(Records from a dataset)
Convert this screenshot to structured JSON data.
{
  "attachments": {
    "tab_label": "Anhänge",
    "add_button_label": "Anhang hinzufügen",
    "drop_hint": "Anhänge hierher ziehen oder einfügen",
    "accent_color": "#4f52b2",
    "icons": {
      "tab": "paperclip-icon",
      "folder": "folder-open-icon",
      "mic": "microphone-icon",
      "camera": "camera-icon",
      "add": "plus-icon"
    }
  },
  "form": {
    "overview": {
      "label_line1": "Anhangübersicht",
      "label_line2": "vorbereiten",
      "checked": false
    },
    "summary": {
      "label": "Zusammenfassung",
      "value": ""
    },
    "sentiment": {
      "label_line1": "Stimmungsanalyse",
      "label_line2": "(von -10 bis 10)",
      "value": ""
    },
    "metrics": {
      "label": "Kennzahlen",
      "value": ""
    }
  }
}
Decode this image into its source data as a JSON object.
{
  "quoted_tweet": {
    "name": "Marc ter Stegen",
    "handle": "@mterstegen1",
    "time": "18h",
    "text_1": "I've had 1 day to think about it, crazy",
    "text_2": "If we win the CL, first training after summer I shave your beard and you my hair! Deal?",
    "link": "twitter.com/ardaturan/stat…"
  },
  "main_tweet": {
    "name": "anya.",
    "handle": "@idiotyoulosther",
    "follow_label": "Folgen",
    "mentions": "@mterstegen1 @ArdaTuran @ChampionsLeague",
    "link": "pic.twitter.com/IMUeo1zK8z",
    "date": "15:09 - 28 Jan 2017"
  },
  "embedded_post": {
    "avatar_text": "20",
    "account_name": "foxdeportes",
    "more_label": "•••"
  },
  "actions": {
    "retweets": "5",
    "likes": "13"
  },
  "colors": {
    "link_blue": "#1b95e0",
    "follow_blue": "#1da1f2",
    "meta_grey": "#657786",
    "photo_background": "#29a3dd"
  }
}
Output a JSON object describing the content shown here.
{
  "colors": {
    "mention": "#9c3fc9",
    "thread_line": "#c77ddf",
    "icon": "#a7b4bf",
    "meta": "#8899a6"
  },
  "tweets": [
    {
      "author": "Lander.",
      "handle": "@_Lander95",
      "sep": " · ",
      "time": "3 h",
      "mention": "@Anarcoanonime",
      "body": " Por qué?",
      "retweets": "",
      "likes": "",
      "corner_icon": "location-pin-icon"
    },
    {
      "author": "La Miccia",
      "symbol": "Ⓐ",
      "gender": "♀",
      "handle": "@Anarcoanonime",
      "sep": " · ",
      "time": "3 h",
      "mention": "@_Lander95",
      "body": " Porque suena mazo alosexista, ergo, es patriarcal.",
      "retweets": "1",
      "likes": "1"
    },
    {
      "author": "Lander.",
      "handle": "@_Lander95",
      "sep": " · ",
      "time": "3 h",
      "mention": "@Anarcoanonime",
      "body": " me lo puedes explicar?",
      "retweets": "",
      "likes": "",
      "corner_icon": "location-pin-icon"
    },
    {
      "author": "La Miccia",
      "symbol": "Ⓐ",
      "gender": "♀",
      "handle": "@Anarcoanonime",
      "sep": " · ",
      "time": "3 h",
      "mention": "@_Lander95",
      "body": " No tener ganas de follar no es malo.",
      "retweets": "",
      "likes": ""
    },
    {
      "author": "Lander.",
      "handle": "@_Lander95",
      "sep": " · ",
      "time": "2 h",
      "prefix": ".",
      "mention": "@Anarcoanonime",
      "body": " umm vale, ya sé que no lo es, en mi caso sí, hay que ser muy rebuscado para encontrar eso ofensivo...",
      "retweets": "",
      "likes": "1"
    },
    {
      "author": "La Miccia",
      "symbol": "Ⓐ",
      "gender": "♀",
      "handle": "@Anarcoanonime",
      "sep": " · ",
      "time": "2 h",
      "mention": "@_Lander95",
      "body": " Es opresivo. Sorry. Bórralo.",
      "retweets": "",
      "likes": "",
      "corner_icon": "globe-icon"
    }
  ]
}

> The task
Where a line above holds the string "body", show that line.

> Answer area
      "body": " Por qué?",
      "body": " Porque suena mazo alosexista, ergo, es patriarcal.",
      "body": " me lo puedes explicar?",
      "body": " No tener ganas de follar no es malo.",
      "body": " umm vale, ya sé que no lo es, en mi caso sí, hay que ser muy rebuscado para encontrar eso ofensivo...",
      "body": " Es opresivo. Sorry. Bórralo.",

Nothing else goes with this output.